I propose this as a lightweight initial “quick win” in achieving the 80/20 rule especially if we want to reduce the tech infrastructure burden initially (as is often the case) while troubleshooting quality and scaling up, before building what would be far larger features.
Having quick win milestones is ideal in software development of customer-facing apps like this for multiple reasons (reliable fallback if you need to pivot without wasting budget/effort, fast feedback on how people utilise and respond to a video product) so you are able to adapt as necessary early (it’s taken as a rule in software development that changes get more expensive the later you make them).
I love your idea as I’m a big fan of more video integration in dating apps. I personally prefer to see a video of someone before meeting up.
Reasons a lot of people are more comfortable meeting up once they’ve seen a video of someone:
A rough guage of physical attraction
A safeguard against being catfished
Body language compatibility, as non-verbal communication makes up the vast majority of our communication with people in person
Camera quality vs Lossy Compression
You mentioned that smartphones don't have great front cameras. The technology on them has actually greatly improved - they can even be used up to a semi-professional or professional capacity - quite a lot of professional YouTubers use phone cameras for vlogging.
A friend of mine who is a cameraperson and studied filmography was explaining this to me when I was considering setting up my own youtube channel on a budget.

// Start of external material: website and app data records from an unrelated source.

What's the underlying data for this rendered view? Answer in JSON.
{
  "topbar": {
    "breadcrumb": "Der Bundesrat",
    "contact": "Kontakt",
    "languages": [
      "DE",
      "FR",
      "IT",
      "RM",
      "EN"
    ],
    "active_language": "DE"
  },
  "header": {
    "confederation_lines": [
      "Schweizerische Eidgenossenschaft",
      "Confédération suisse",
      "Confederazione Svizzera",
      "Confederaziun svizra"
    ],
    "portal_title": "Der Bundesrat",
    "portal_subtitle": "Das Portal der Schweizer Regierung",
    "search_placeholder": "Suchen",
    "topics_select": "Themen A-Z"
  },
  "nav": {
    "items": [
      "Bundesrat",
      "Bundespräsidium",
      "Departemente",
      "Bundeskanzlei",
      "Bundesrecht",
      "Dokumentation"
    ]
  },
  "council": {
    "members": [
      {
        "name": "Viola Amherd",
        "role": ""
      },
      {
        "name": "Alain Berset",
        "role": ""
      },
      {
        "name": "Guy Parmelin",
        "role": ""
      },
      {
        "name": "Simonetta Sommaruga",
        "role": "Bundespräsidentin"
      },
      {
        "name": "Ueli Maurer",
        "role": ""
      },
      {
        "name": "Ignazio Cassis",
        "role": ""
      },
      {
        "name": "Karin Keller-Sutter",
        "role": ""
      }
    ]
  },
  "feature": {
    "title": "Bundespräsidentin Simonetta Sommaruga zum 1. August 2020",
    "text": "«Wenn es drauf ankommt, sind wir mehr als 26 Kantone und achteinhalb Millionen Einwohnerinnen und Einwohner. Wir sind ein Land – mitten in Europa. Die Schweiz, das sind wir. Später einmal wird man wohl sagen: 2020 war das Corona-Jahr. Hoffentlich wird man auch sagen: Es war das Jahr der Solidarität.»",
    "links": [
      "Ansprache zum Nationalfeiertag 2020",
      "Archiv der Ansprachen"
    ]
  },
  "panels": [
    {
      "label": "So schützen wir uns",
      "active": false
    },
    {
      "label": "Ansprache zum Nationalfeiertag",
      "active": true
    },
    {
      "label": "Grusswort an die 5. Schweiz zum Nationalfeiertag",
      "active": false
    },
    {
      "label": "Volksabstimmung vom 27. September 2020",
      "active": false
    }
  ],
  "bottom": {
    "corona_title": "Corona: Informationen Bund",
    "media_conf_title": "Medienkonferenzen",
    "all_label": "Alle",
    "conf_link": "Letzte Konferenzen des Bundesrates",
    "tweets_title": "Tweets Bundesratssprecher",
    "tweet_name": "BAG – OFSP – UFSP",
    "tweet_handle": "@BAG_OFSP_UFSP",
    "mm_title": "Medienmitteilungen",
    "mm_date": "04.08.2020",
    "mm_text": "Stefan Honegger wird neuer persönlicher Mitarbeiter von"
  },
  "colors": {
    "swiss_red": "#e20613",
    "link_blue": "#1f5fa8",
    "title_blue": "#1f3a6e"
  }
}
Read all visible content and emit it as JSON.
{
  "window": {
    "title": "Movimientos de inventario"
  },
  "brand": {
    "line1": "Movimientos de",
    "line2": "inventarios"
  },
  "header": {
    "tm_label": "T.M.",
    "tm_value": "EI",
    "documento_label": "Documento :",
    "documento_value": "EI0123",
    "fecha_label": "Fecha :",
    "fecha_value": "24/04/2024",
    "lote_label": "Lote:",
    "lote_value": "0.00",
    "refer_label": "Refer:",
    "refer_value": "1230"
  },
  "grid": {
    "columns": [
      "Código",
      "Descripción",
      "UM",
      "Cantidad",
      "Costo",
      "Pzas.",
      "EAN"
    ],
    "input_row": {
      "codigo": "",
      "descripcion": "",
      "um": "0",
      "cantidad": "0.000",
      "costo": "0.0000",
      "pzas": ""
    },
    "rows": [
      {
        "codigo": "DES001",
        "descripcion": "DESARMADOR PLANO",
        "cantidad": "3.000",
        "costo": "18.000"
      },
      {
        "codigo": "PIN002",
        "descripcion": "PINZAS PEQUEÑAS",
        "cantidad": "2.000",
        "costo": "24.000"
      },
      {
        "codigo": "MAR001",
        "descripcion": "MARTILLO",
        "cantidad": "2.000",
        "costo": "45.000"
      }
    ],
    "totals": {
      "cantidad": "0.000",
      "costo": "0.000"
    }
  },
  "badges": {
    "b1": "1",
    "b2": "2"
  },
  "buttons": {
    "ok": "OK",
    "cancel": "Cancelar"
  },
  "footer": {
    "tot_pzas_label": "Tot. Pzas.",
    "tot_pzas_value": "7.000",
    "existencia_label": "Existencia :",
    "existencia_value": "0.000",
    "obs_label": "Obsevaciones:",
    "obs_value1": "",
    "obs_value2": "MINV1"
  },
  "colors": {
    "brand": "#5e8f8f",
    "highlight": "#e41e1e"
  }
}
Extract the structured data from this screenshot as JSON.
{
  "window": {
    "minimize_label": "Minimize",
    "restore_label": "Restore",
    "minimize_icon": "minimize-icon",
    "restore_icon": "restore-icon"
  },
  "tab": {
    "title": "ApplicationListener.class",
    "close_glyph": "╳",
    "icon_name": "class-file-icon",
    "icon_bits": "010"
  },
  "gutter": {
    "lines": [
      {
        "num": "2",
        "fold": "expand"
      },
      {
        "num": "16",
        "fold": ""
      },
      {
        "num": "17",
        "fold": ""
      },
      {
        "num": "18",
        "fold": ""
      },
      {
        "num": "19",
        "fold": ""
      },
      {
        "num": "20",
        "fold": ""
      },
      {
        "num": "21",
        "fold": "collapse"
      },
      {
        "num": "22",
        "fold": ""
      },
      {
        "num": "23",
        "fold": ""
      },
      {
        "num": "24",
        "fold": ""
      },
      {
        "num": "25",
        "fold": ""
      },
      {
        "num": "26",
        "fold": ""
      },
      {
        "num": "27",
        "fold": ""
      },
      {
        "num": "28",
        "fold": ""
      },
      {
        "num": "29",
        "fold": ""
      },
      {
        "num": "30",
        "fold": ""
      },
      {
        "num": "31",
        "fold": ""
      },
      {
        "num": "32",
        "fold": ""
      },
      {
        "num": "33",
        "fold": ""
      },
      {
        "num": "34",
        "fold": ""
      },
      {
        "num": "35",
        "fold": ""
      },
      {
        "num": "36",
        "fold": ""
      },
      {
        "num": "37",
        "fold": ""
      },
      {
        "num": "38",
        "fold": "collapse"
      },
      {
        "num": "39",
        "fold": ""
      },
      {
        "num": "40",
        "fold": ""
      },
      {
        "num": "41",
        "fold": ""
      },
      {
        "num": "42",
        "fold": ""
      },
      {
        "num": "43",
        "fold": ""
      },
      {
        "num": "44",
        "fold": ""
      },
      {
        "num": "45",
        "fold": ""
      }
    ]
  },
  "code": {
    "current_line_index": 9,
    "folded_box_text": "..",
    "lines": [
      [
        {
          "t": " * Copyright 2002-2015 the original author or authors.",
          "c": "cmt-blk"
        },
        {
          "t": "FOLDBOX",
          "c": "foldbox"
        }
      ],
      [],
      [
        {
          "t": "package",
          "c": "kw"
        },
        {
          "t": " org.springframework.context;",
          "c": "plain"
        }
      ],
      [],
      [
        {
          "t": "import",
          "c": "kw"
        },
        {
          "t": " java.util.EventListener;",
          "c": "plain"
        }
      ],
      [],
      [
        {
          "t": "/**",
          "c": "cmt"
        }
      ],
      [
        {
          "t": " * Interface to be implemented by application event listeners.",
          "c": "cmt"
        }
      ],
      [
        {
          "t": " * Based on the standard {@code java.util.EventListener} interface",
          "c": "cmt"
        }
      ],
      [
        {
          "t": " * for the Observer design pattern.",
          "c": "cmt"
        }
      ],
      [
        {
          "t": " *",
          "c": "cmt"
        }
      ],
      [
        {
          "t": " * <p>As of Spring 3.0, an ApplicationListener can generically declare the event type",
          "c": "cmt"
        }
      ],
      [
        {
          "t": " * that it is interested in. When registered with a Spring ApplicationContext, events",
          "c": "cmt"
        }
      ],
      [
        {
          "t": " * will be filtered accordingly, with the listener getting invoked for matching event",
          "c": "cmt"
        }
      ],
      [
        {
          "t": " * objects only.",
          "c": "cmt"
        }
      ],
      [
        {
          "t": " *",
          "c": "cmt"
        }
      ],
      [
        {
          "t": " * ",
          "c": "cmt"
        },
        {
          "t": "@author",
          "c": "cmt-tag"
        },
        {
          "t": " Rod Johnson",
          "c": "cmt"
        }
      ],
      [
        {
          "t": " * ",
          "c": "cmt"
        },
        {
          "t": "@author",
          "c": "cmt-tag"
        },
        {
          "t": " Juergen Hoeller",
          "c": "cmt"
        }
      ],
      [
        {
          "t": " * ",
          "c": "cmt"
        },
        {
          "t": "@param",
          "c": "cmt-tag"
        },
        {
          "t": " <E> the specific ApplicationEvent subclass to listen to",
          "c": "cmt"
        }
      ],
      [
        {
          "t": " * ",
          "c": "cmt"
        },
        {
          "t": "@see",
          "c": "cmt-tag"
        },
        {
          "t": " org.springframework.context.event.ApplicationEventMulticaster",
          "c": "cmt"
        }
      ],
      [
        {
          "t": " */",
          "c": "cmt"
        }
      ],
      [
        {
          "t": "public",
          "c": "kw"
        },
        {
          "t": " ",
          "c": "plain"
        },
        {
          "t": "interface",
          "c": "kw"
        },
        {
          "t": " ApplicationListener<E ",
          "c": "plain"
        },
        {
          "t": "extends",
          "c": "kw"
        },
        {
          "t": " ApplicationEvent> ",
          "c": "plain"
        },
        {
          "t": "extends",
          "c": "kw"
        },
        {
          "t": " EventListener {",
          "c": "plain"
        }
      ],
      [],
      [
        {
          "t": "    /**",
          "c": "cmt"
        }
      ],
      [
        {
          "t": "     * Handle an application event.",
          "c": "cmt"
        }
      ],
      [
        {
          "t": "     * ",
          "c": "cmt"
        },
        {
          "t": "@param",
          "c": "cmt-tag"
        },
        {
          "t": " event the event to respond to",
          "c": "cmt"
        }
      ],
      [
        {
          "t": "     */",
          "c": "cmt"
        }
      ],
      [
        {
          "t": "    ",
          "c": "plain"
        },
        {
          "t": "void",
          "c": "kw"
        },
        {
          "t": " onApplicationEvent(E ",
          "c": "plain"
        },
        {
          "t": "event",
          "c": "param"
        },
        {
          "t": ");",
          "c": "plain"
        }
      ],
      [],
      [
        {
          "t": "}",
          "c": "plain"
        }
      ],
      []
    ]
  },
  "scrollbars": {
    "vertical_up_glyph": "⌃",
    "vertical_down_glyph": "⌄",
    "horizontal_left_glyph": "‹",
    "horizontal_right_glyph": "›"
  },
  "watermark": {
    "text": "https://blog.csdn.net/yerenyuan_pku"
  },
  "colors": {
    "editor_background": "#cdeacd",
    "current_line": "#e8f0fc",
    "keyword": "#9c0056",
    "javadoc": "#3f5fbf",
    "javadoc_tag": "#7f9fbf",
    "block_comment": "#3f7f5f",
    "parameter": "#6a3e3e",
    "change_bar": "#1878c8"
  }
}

The main limiting factor when recording is more often sound recording and also having sufficient lighting where you record. I go into more detail on microphones for different sound recording needs depending in this discussion on portable soundproof coverings.
It’s most likely the graininess you experienced in video call or sending videos is due to the lossy compression (which I also discuss in that above link though from a sound point of view), not the camera itself. (As an experiment, try video calling on different chat platforms to see the different compressions in action - I prefer to call friends on Google Duo over Telegram for this reason.)
This is because communications apps often prioritise handling multiple calls and maintaining connectivity over call quality as both compete for bandwidth when streaming, and similarly with file uploads prefer uploading smaller files over big ones.
Thus even if you’re able to get a professionally done video to upload as a file rather than doing a call you the app itself must not severely compress the file otherwise your efforts would be wasted. I suspect this is why many dating apps now have Instagram integration as they do not want to be bothered with managing photo and video quality when there are apps that do it better.
The solution to video, “personal” touch and quality:
My suggestion as a “quick win” is to allow people to send video notes as DMs. Grindr is an example of a dating app that already has this - there is the option to have video calls but also to send a short video note, similarly to what you can do on Telegram with either voice or video.
This is a quick, easy mechanism to reassure someone that they are talking to a real person who recorded them a personalised video responding to one of their questions, which also encourages platform safety.
Sending a video note is less pressure than a call. People can send a video note when they’re ready or make themselves look presentable, move to a better location or opt-out if they’re not up for it, which all reduce the pressure, time sensitivity and performance anxiety of taking calls, yet at the same time still give a more “natural” and personal sense to the interaction due to it being directed specifically at the person they’re talking to.
One mechanism that would be particularly important would be the ability to pause/review/replay your video note before sending it rather than automatically sending once you stop pressing record. This similarly helps alleviate the fears of being “live” on camera.
As a bonus, the app can use facial recognition tech to help you find the best angle and lighting to capture your video (similarly to how is done in a lot of KYC compliance apps which require you to take selfies that match your ID) and can even identify what contrasting colours look best against your skin in that lighting etc.
Maintaining Video quality:
There are several trade offs you can make to can still keep up video quality if you do this, rather than having to compress:
1) Time limit: I believe Grindr limits video notes to a minute long, which is one way of managing the media load potentially without compromising quality (although I do not know if they themselves do this to prioritise video quality or if they simply don’t want to handle big video files).
2) Wait X minutes, increasing: Another way would be ensuring that people cannot send more than one video note every 5 minutes and then grow those waiting times exponentially if people continue to spam calls. (This will help with traffic management but also will help weed out bots, which would also dissuade people from using the app in the first place particularly if they are spammy).
3) Receiver consents to receive videos or a maximum number of unviewed videos sent: If someone has not viewed your third or fourth video note the app could pause your sending video notes until the person actually views the latest ones or at least checks their messages.
Alternatively the app could ask the receiver if they want to view the video and only start uploading it and making it available for download from there - before that it is simply cached on the phone similar to an email in your outbox tray.
These would be mechanisms against to help reduce unnecessary traffic as well as preserving video quality, (also preventing spambots) which would also serve our needs economically - since the primary purpose of the app is a dating app not general communications you thus discourage its use for general purposes and remove the burden of the chat app having to be particularly good, keeping the focus on meeting new people rather than keeping stale interactions on a platform that isn’t designed to compete with full chat apps.